* ASSIGNMENT: Exactly as written and without the pictures, output the entries below.
┌────────
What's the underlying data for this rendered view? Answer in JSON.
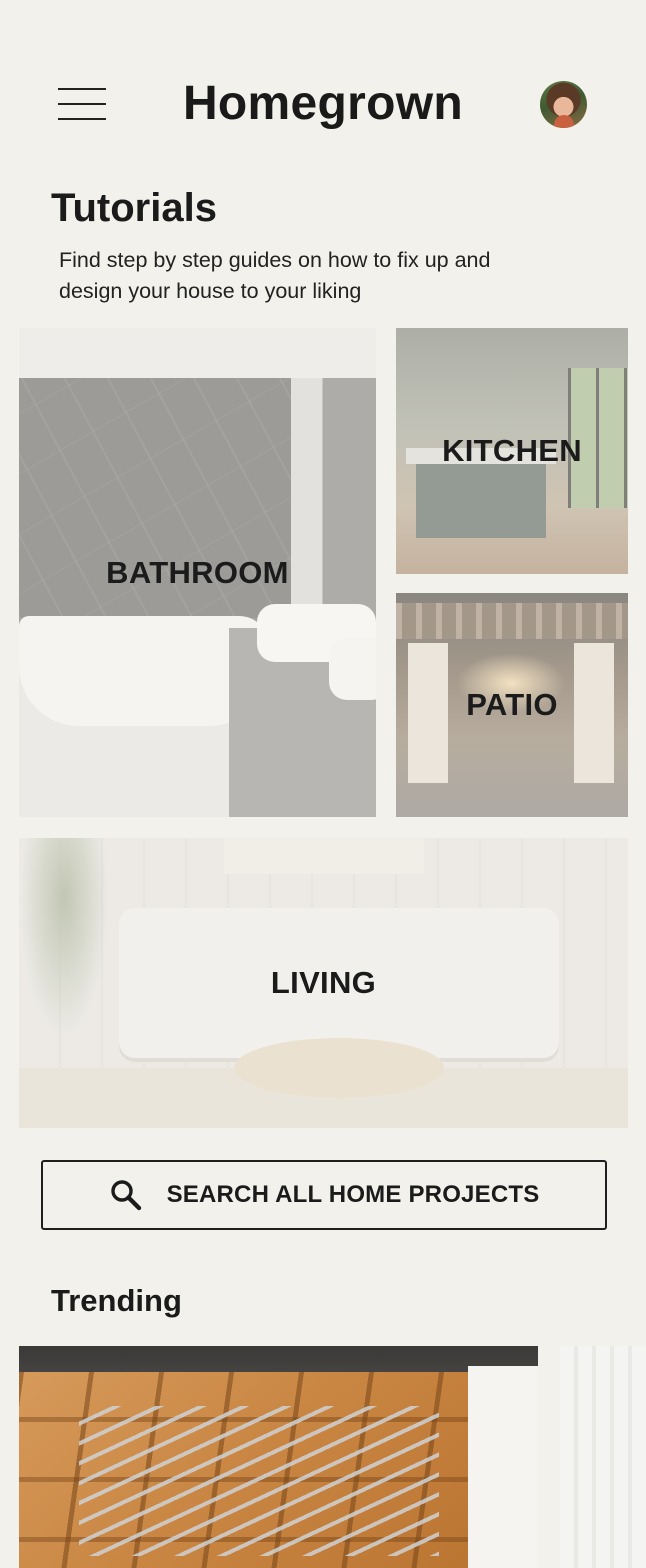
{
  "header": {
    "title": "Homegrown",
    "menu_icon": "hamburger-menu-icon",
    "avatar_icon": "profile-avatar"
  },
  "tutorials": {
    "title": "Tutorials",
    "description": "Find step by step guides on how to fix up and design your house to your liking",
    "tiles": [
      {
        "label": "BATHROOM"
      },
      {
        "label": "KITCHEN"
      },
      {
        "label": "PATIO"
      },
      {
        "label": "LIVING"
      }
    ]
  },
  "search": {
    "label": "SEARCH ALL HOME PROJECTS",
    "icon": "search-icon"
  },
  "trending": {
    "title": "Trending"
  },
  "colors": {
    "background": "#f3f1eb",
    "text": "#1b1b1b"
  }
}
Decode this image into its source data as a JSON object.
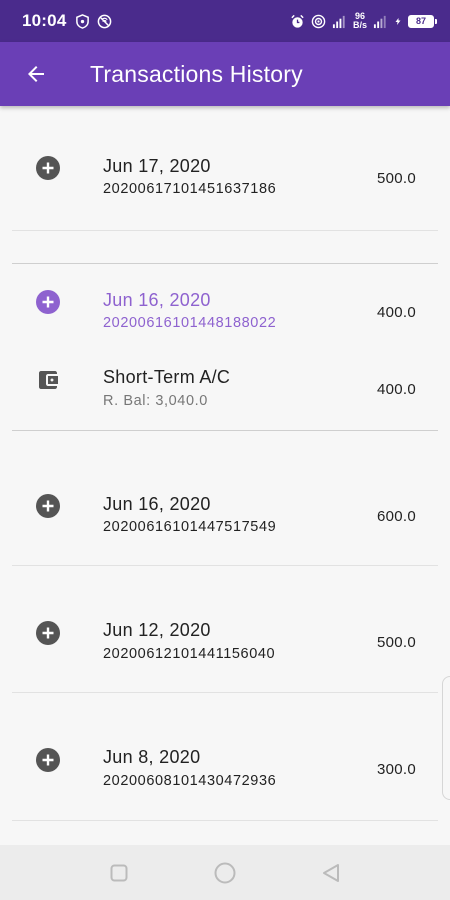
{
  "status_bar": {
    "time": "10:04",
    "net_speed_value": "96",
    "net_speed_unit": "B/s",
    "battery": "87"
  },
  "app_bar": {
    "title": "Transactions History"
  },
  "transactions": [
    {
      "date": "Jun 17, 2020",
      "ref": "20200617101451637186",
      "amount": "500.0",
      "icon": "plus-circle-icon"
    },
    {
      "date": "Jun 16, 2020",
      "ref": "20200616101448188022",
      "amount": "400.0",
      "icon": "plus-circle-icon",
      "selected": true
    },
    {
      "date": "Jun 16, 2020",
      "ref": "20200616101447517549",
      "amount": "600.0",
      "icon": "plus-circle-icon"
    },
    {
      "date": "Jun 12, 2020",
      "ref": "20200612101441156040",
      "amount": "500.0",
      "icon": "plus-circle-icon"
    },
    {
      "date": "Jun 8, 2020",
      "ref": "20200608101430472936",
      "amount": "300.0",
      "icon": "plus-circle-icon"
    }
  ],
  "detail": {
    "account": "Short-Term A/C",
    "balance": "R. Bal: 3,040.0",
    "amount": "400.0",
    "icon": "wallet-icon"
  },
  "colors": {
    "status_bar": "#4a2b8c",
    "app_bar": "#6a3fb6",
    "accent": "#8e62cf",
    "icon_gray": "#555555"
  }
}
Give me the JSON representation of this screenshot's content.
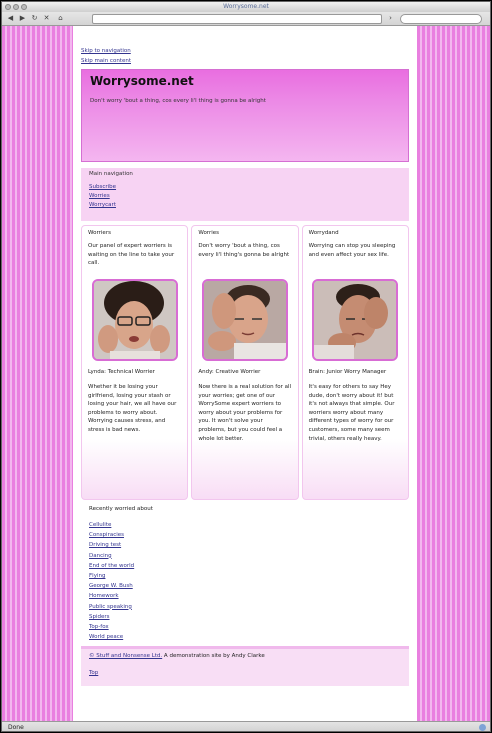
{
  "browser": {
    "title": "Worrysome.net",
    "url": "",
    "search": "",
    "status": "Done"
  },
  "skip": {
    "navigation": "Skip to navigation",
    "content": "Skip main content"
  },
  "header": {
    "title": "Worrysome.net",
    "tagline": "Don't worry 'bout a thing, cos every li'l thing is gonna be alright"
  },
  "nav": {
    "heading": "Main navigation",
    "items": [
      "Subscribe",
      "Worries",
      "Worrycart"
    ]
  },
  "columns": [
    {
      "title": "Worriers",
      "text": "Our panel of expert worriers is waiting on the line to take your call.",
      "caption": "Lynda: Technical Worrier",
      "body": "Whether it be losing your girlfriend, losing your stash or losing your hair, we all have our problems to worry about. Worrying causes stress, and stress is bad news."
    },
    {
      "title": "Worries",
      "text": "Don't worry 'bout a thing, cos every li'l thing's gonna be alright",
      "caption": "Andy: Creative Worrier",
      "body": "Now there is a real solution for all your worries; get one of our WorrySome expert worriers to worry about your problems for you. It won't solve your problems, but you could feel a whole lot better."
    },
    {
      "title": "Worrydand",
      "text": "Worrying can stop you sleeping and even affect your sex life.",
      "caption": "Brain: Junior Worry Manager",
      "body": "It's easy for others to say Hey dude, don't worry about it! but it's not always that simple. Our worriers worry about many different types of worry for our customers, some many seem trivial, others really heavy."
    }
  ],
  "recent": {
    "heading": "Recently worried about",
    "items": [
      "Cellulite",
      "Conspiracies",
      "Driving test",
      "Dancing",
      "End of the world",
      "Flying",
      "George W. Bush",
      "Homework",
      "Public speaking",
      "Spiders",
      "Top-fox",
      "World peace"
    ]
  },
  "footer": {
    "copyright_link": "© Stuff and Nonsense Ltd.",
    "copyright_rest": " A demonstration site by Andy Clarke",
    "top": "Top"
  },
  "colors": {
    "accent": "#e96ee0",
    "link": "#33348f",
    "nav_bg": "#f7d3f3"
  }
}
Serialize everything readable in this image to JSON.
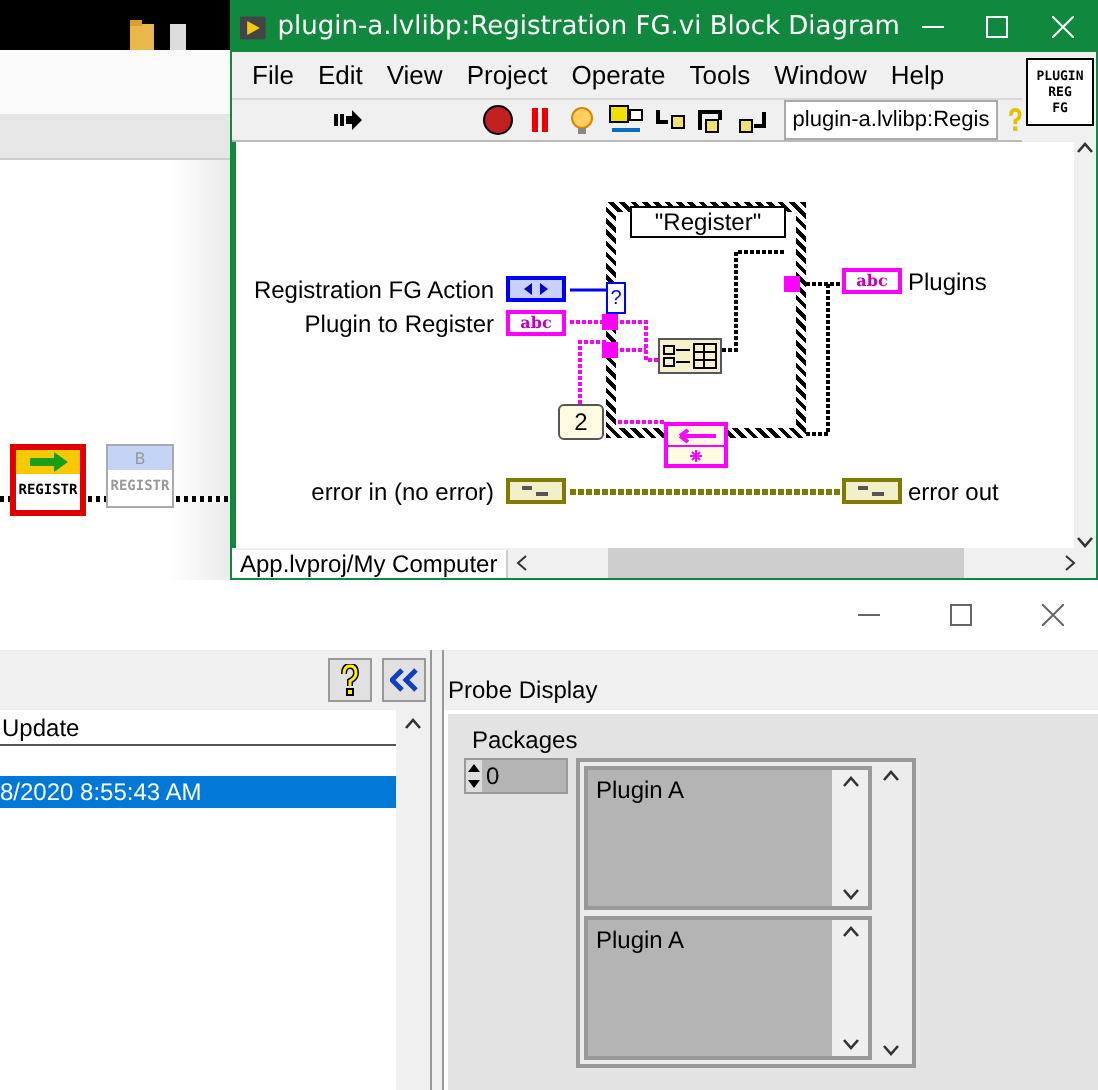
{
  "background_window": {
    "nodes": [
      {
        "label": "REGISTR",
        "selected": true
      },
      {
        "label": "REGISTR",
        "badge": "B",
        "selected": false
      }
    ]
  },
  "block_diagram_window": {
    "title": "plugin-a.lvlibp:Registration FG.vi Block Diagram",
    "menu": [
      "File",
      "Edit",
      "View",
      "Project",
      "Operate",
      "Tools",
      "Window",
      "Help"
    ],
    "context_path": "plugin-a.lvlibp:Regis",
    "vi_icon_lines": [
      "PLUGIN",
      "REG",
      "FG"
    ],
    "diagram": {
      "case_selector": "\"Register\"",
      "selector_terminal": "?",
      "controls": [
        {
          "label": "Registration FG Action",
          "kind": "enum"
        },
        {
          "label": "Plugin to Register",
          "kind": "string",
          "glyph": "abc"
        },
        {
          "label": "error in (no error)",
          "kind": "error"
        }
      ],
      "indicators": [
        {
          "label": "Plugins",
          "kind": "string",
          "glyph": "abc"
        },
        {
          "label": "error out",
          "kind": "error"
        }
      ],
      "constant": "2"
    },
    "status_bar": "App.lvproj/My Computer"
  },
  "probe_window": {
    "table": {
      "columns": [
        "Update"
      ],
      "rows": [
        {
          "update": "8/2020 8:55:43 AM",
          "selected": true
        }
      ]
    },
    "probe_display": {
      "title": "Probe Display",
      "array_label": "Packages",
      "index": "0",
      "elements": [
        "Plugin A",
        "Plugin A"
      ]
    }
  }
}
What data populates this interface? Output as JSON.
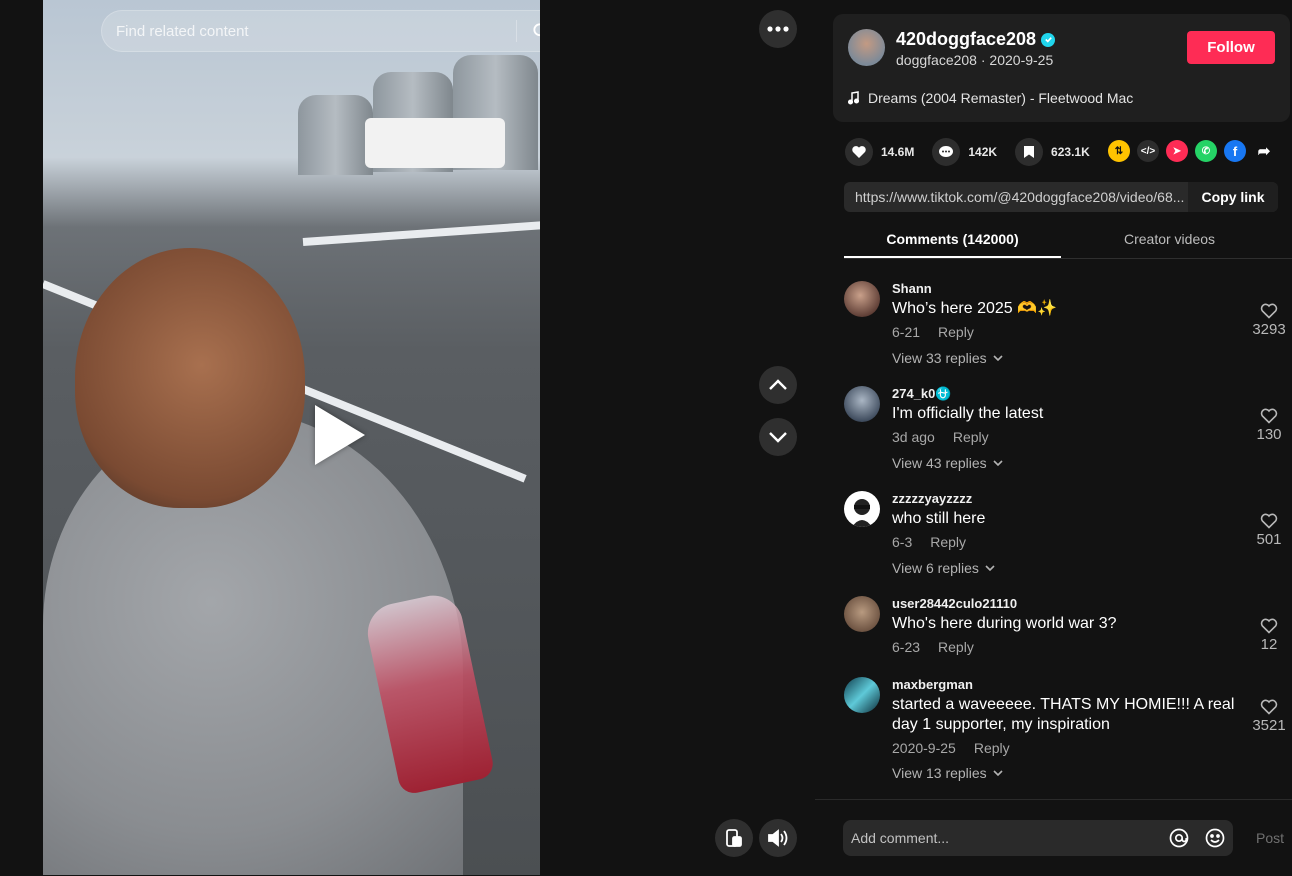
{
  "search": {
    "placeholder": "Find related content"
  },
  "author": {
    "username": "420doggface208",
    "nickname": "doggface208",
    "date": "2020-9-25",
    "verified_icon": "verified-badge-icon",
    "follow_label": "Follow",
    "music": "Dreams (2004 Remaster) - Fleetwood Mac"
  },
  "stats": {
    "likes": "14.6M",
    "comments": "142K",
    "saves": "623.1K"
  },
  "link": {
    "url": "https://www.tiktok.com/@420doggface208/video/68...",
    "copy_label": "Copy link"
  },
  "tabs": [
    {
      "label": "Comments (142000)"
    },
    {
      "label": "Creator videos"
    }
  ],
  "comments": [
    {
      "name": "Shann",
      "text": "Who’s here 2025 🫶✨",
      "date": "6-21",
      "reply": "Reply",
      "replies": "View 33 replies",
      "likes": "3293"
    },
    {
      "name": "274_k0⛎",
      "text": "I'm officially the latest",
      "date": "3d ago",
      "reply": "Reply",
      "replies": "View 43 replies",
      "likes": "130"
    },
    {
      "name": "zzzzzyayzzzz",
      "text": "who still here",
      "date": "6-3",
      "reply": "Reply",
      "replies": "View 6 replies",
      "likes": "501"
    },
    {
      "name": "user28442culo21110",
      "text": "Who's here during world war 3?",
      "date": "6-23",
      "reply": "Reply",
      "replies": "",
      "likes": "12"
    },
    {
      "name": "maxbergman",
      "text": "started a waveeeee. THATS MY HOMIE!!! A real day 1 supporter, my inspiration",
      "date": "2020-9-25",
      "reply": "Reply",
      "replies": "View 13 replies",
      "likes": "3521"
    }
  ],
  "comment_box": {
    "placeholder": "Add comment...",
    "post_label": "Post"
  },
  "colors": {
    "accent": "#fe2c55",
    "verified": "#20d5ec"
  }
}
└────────
* PROBLEM SOLUTION:
What's the underlying data for this rendered view? Answer in JSON.
{
  "header": {
    "title": "Homegrown",
    "menu_icon": "hamburger-menu-icon",
    "avatar_icon": "profile-avatar"
  },
  "tutorials": {
    "title": "Tutorials",
    "description": "Find step by step guides on how to fix up and design your house to your liking",
    "tiles": [
      {
        "label": "BATHROOM"
      },
      {
        "label": "KITCHEN"
      },
      {
        "label": "PATIO"
      },
      {
        "label": "LIVING"
      }
    ]
  },
  "search": {
    "label": "SEARCH ALL HOME PROJECTS",
    "icon": "search-icon"
  },
  "trending": {
    "title": "Trending"
  },
  "colors": {
    "background": "#f3f1eb",
    "text": "#1b1b1b"
  }
}
Decode this image into its source data as a JSON object.
{
  "status_bar": {
    "time": "10:04",
    "net_speed_value": "96",
    "net_speed_unit": "B/s",
    "battery": "87"
  },
  "app_bar": {
    "title": "Transactions History"
  },
  "transactions": [
    {
      "date": "Jun 17, 2020",
      "ref": "20200617101451637186",
      "amount": "500.0",
      "icon": "plus-circle-icon"
    },
    {
      "date": "Jun 16, 2020",
      "ref": "20200616101448188022",
      "amount": "400.0",
      "icon": "plus-circle-icon",
      "selected": true
    },
    {
      "date": "Jun 16, 2020",
      "ref": "20200616101447517549",
      "amount": "600.0",
      "icon": "plus-circle-icon"
    },
    {
      "date": "Jun 12, 2020",
      "ref": "20200612101441156040",
      "amount": "500.0",
      "icon": "plus-circle-icon"
    },
    {
      "date": "Jun 8, 2020",
      "ref": "20200608101430472936",
      "amount": "300.0",
      "icon": "plus-circle-icon"
    }
  ],
  "detail": {
    "account": "Short-Term A/C",
    "balance": "R. Bal: 3,040.0",
    "amount": "400.0",
    "icon": "wallet-icon"
  },
  "colors": {
    "status_bar": "#4a2b8c",
    "app_bar": "#6a3fb6",
    "accent": "#8e62cf",
    "icon_gray": "#555555"
  }
}
Give me the JSON representation of this screenshot's content.
{
  "browser": {
    "title": "Worrysome.net",
    "url": "",
    "search": "",
    "status": "Done"
  },
  "skip": {
    "navigation": "Skip to navigation",
    "content": "Skip main content"
  },
  "header": {
    "title": "Worrysome.net",
    "tagline": "Don't worry 'bout a thing, cos every li'l thing is gonna be alright"
  },
  "nav": {
    "heading": "Main navigation",
    "items": [
      "Subscribe",
      "Worries",
      "Worrycart"
    ]
  },
  "columns": [
    {
      "title": "Worriers",
      "text": "Our panel of expert worriers is waiting on the line to take your call.",
      "caption": "Lynda: Technical Worrier",
      "body": "Whether it be losing your girlfriend, losing your stash or losing your hair, we all have our problems to worry about. Worrying causes stress, and stress is bad news."
    },
    {
      "title": "Worries",
      "text": "Don't worry 'bout a thing, cos every li'l thing's gonna be alright",
      "caption": "Andy: Creative Worrier",
      "body": "Now there is a real solution for all your worries; get one of our WorrySome expert worriers to worry about your problems for you. It won't solve your problems, but you could feel a whole lot better."
    },
    {
      "title": "Worrydand",
      "text": "Worrying can stop you sleeping and even affect your sex life.",
      "caption": "Brain: Junior Worry Manager",
      "body": "It's easy for others to say Hey dude, don't worry about it! but it's not always that simple. Our worriers worry about many different types of worry for our customers, some many seem trivial, others really heavy."
    }
  ],
  "recent": {
    "heading": "Recently worried about",
    "items": [
      "Cellulite",
      "Conspiracies",
      "Driving test",
      "Dancing",
      "End of the world",
      "Flying",
      "George W. Bush",
      "Homework",
      "Public speaking",
      "Spiders",
      "Top-fox",
      "World peace"
    ]
  },
  "footer": {
    "copyright_link": "© Stuff and Nonsense Ltd.",
    "copyright_rest": " A demonstration site by Andy Clarke",
    "top": "Top"
  },
  "colors": {
    "accent": "#e96ee0",
    "link": "#33348f",
    "nav_bg": "#f7d3f3"
  }
}
Serialize everything readable in this image to JSON.
{
  "background_window": {
    "nodes": [
      {
        "label": "REGISTR",
        "selected": true
      },
      {
        "label": "REGISTR",
        "badge": "B",
        "selected": false
      }
    ]
  },
  "block_diagram_window": {
    "title": "plugin-a.lvlibp:Registration FG.vi Block Diagram",
    "menu": [
      "File",
      "Edit",
      "View",
      "Project",
      "Operate",
      "Tools",
      "Window",
      "Help"
    ],
    "context_path": "plugin-a.lvlibp:Regis",
    "vi_icon_lines": [
      "PLUGIN",
      "REG",
      "FG"
    ],
    "diagram": {
      "case_selector": "\"Register\"",
      "selector_terminal": "?",
      "controls": [
        {
          "label": "Registration FG Action",
          "kind": "enum"
        },
        {
          "label": "Plugin to Register",
          "kind": "string",
          "glyph": "abc"
        },
        {
          "label": "error in (no error)",
          "kind": "error"
        }
      ],
      "indicators": [
        {
          "label": "Plugins",
          "kind": "string",
          "glyph": "abc"
        },
        {
          "label": "error out",
          "kind": "error"
        }
      ],
      "constant": "2"
    },
    "status_bar": "App.lvproj/My Computer"
  },
  "probe_window": {
    "table": {
      "columns": [
        "Update"
      ],
      "rows": [
        {
          "update": "8/2020 8:55:43 AM",
          "selected": true
        }
      ]
    },
    "probe_display": {
      "title": "Probe Display",
      "array_label": "Packages",
      "index": "0",
      "elements": [
        "Plugin A",
        "Plugin A"
      ]
    }
  }
}
What data populates this interface? Output as JSON.
{
  "search": {
    "placeholder": "Find related content"
  },
  "author": {
    "username": "420doggface208",
    "nickname": "doggface208",
    "date": "2020-9-25",
    "verified_icon": "verified-badge-icon",
    "follow_label": "Follow",
    "music": "Dreams (2004 Remaster) - Fleetwood Mac"
  },
  "stats": {
    "likes": "14.6M",
    "comments": "142K",
    "saves": "623.1K"
  },
  "link": {
    "url": "https://www.tiktok.com/@420doggface208/video/68...",
    "copy_label": "Copy link"
  },
  "tabs": [
    {
      "label": "Comments (142000)"
    },
    {
      "label": "Creator videos"
    }
  ],
  "comments": [
    {
      "name": "Shann",
      "text": "Who’s here 2025 🫶✨",
      "date": "6-21",
      "reply": "Reply",
      "replies": "View 33 replies",
      "likes": "3293"
    },
    {
      "name": "274_k0⛎",
      "text": "I'm officially the latest",
      "date": "3d ago",
      "reply": "Reply",
      "replies": "View 43 replies",
      "likes": "130"
    },
    {
      "name": "zzzzzyayzzzz",
      "text": "who still here",
      "date": "6-3",
      "reply": "Reply",
      "replies": "View 6 replies",
      "likes": "501"
    },
    {
      "name": "user28442culo21110",
      "text": "Who's here during world war 3?",
      "date": "6-23",
      "reply": "Reply",
      "replies": "",
      "likes": "12"
    },
    {
      "name": "maxbergman",
      "text": "started a waveeeee. THATS MY HOMIE!!! A real day 1 supporter, my inspiration",
      "date": "2020-9-25",
      "reply": "Reply",
      "replies": "View 13 replies",
      "likes": "3521"
    }
  ],
  "comment_box": {
    "placeholder": "Add comment...",
    "post_label": "Post"
  },
  "colors": {
    "accent": "#fe2c55",
    "verified": "#20d5ec"
  }
}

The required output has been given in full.